The trick I'm faced with this time is 'how'. How long do I plan for? One week at a time? A month at a time? Do I keep it a rigid schedule? Do I dare repeat meals in a month?
Some tips I'd heard ranged from using Google Calendar to plan a rigid schedule that would email you reminders daily about what you were to prepare that day, and planning two weeks of meals and then just repeating the same two weeks until you decide to change the whole menu again.
Neither of those really rang true for me.
First off, part of the reason I'm so successful at being cheap with groceries (you may choose to call it 'cost conscious' but really, it's just cheap) is that I shop the flyers every Thursday. I can't bring myself to set foot in a grocery store without having first checked to see what's on sale, and where. So my maximum planning time will be one week at a time, and that way I can determine if we'll be having turkey meatloaf or not, depending on whether ground turkey's on sale.
Secondly, sometimes it just doesn't work to put in the time you had anticipated spending on making supper. Maybe the baby is super fussy and you just plain won't have a chance to stand over the stove making crepes for half an hour straight. Or maybe the kids made an epic mess and you just need to throw something in the oven so you can deal with the rest of the house before hubby gets home. One friend on Facebook offered up a brilliant suggestion: make your list, but don't be rigid with the days those meals will fall on necessarily. Write all of the menus on a chalkboard, maybe in a loose schedule, but if the day is crazy, take a glance at the chalkboard and choose the meal that will be most do-able that day. You'll already have all the ingredients on hand, so changing up the meal midday won't throw you through any serious loops.
Lastly, while I may be able to bring myself to occasionally repeating a meal in a month, I can't limit our household to 14 meals in one 30-day period. So as I plan week by week, I'll make sure I feel free to choose repeat meals, but I won't just hit the 'repeat' button en masse and play through the same meals we just had two weeks ago. That's not enough variety for me.
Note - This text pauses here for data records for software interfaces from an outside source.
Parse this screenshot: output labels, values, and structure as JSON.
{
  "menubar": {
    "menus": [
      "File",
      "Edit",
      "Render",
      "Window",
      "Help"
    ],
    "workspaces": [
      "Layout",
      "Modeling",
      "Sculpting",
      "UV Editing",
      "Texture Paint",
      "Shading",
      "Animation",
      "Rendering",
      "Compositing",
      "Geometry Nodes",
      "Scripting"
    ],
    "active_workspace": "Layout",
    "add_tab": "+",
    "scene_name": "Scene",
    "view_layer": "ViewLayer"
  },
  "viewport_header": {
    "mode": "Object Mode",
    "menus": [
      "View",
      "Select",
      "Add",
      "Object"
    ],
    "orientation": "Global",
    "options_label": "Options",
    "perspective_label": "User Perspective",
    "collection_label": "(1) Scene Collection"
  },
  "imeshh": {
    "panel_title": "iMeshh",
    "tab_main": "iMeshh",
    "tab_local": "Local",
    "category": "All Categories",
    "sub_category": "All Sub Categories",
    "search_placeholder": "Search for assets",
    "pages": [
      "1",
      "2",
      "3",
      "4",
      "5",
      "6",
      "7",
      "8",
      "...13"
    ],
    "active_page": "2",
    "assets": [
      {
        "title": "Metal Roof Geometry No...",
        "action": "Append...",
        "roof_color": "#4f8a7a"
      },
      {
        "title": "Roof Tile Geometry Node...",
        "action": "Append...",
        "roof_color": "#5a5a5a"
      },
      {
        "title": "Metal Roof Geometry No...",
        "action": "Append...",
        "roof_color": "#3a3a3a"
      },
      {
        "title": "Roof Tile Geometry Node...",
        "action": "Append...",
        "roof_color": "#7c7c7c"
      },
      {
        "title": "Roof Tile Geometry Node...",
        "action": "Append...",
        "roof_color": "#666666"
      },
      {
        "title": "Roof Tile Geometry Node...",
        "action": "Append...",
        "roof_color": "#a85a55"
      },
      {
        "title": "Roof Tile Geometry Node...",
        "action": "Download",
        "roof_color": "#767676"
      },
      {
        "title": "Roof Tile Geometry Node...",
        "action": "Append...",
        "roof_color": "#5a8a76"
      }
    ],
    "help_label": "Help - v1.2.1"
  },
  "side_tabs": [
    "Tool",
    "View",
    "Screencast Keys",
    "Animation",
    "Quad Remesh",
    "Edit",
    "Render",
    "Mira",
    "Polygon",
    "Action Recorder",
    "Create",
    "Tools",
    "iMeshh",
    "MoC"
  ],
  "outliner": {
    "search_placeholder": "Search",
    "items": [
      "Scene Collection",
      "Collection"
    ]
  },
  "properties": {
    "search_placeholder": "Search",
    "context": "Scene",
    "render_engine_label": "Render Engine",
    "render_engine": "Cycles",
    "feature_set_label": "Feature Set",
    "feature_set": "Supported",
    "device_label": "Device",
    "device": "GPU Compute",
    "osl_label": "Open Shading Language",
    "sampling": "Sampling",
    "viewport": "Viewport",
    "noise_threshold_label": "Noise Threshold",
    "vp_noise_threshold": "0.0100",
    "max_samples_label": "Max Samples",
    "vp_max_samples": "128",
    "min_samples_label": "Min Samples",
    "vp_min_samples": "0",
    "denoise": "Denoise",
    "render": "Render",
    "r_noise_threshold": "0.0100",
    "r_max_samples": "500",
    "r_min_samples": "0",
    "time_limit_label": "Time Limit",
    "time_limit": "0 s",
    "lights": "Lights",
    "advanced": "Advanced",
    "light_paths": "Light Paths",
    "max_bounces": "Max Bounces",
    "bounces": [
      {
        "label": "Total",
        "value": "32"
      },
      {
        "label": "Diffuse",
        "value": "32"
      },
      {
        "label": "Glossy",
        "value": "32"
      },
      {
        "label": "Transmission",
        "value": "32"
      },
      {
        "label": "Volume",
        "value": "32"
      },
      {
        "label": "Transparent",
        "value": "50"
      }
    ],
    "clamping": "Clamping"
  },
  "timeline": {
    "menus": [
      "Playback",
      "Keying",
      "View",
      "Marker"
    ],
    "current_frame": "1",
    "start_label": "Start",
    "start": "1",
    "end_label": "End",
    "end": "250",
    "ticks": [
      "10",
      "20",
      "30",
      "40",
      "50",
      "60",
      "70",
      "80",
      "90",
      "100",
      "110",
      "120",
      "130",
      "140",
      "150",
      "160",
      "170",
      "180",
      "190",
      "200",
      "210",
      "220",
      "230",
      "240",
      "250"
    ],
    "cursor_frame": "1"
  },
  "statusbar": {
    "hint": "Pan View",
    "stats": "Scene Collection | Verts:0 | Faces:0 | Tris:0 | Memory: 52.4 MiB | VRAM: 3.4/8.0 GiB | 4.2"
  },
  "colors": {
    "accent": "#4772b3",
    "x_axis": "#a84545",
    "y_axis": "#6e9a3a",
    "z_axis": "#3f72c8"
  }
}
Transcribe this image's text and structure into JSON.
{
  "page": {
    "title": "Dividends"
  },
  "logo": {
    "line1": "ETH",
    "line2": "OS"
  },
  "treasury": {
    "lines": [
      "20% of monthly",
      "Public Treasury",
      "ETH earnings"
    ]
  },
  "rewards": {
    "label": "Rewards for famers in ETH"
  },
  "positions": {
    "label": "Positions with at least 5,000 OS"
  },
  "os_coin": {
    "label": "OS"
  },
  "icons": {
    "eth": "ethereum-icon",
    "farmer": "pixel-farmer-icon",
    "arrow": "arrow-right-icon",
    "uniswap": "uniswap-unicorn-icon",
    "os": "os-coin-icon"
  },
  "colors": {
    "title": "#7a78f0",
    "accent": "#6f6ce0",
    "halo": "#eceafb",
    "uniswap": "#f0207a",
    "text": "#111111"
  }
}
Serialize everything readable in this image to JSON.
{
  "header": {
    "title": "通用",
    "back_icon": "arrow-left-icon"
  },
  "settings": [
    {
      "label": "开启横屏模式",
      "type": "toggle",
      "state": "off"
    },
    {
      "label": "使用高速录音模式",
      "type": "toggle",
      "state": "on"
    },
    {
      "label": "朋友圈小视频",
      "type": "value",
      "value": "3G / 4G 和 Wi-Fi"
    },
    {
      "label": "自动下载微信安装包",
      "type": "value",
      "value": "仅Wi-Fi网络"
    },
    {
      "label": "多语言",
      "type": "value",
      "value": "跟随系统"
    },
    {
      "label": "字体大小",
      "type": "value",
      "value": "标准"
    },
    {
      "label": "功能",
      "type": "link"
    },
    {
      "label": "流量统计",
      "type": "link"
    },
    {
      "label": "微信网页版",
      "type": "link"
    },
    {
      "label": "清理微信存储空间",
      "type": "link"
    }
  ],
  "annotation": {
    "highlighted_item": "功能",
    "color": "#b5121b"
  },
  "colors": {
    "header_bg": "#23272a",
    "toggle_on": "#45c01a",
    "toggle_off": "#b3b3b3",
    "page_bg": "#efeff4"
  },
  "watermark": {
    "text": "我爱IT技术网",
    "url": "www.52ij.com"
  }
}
Once I had resolved to meal plan, it was already a couple days into the week and I had no intention of going grocery shopping until the end of the week, so I simply planned based on what I had in the house. And what did we eat? Balsamic Chicken the first night, then homemade chili and cornbread, tonight is Chicken Souvlaki Crepes and tomorrow will be Barbequed ribs. And while making crepes for supper might seem labour intensive, I had enough of a heads up that I prepped all the veggies and fixings while I was waiting for eggs to cook for the boys at lunch time, and the chicken is thawed, marinating, and waiting to go on the grill, so having to ONLY make crepes for my supper preparation at 4:30? Not a bad deal.

Meal planning is worth it - very much so. It makes complicated meals seem much more doable on a regular weekday, it makes for less waste, less frantic Pinterest searches at 4:30 in the afternoon, and will certainly make for less spaghetti in our household. And after the last few months, that last point is reason enough for me to recommit myself to meal planning.

Mrs. VanderLeek ;)